Latest Articles in Opening Remarks

  • The entire team at NGA\WDDA headquarters has been gearing up for GlassBuild America and Window & Door Dealer Days literally all year. And, in actuality, this event has been many years in the making. The Dream Showroom, Express Learning, the Keynote address—they’ve all been ideas that have been incubating for quite some time now. So you can only imagine what the energy is like now... more »
  • With the move toward the minimalist, less-is-more trend in the U.S., and in the era of Amazon making everything you can possibly dream of easily accessible, it’s a wonder how it could still be so difficult to find parking at the mall on the weekends. But it is. Despite the progression toward convenience shopping, Americans are still very much in the habit of store hopping. It’s not... more »
  • In this issue, I am excited to introduce the first annual Top Specialists rankings, recognizing leading independent window and door dealers and distributors in the U.S. market. The brain child of former editor John Swanson, the Top Specialists ranks dealers and distributors specializing in windows, doors, skylights, sunrooms and related products for the new construction, remodeling and... more »
  • The lazy, crazy, hazy days of summer are still with us, but in this issue, Window & Door looks ahead to the fall and GlassBuild America: The Glass, Window & Door Expo, September 10-12 in Atlanta. It's the first of several fall events where window and door industry executives will gather and get down to business, either finalizing plans for 2014 or preparing for what's next. For... more »
  • In this issue, we focus on entry doors, and I urge everyone to read our main feature article, "Entry Doors See Sales Resurgence," on page XX.  It offers a number of good insights into the door market, of course, but what I like about it is the enthusiasm manufacturers express across the board.  Door manufacturers are reporting double-digit growth, thanks in no small part to... more »
  • New housing starts are expected to be up nearly 20 percent in 2013, and it's anticipated remodeling and replacement will see double-digit growth rates in the first and second quarter. Ten years ago, that would have made window and door executives giddy about the year ahead. I’m not looking for giddy now. The past six years have been rough on most of our businesses. Dysfunction in Washington... more »
  • Technology in the window and door industry generally advances in baby steps. Change—as we see in electronics or communications—generally isn’t radical. There’s not constant shifting we see in fashion or even food. I know the pace of change in our industry is sometimes frustrating to developers of new technologies who don’t understand why companies may be slow to... more »
  • Most economists–and many industry executives–see new construction increasing, with additional growth expected next year. Remodeling and replacement activity is also on the upswing, with even bigger gains expected for 2013. I've been on the cautious side regarding our current recovery, but I am becoming increasingly confident that things are really getting better for the window and... more »
  • New demands and new materials mean constant change in the way windows and doors are made. The way we install our products has also changed in recent years. But the most rapid change we are seeing in the industry these days is probably coming in how we sell windows and doors.
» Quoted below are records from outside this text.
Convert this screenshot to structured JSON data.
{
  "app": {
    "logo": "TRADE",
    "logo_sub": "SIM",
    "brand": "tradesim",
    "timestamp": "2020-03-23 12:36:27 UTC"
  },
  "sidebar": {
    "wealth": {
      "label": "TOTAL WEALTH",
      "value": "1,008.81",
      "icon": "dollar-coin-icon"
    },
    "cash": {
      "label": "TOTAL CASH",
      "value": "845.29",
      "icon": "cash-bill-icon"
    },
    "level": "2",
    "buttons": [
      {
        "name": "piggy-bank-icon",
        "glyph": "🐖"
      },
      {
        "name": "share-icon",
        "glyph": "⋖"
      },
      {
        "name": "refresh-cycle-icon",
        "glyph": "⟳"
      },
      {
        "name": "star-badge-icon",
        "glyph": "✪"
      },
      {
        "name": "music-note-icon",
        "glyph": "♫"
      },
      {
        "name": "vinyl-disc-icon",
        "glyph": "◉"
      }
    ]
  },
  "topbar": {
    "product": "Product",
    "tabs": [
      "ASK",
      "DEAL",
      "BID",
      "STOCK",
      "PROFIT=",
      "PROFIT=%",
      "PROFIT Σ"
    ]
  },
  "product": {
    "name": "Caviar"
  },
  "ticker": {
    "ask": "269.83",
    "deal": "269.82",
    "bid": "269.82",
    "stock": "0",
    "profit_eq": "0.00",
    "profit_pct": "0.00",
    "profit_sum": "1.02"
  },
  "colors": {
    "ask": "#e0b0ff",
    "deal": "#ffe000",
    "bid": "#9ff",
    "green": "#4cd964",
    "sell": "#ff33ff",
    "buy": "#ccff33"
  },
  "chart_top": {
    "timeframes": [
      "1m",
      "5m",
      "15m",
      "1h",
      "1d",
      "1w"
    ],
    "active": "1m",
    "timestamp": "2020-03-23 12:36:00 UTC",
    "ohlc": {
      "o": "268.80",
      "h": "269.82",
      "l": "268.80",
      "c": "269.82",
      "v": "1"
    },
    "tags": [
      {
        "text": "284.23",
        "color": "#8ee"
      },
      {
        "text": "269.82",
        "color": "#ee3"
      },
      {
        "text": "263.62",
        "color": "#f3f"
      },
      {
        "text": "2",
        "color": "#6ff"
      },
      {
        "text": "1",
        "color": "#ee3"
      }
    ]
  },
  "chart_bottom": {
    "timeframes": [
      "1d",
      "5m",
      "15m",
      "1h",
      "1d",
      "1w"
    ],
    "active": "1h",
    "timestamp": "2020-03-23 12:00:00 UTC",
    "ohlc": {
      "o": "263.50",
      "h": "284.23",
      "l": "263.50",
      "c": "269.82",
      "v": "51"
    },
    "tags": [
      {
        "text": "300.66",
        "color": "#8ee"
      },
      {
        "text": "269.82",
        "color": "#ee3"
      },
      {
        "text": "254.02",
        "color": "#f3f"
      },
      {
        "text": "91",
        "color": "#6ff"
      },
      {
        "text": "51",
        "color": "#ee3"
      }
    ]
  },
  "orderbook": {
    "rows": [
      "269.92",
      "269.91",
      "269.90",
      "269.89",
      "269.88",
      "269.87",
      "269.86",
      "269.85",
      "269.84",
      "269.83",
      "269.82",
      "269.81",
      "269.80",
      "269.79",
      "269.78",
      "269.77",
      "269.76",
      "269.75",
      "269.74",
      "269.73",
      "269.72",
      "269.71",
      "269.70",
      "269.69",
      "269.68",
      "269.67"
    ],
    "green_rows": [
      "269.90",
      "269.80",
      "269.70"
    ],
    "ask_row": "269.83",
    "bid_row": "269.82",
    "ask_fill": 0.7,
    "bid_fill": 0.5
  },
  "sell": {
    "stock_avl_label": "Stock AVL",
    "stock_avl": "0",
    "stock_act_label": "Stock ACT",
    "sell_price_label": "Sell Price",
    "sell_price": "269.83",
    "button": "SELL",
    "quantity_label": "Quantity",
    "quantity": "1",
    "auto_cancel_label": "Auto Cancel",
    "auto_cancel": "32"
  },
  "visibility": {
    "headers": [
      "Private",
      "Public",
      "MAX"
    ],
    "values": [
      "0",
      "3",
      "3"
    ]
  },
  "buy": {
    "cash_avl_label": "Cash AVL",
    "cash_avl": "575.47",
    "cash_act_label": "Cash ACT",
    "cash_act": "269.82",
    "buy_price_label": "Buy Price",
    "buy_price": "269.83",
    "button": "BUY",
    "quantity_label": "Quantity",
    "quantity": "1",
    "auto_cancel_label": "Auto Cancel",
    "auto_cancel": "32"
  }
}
The internet has changed all our lives and today, it’s rapidly changing how we interact with customers and potential... more »
  • At times during this long, slow economic recovery, I’ve felt like someone hit the “pause” button for the window and door industry. We’re gearing up and moving forward for a little while, and then things seem to stop. On page XX of this issue, we highlight the results of the annual market study prepared by Ducker Research for the American Architectural Manufacturers... more »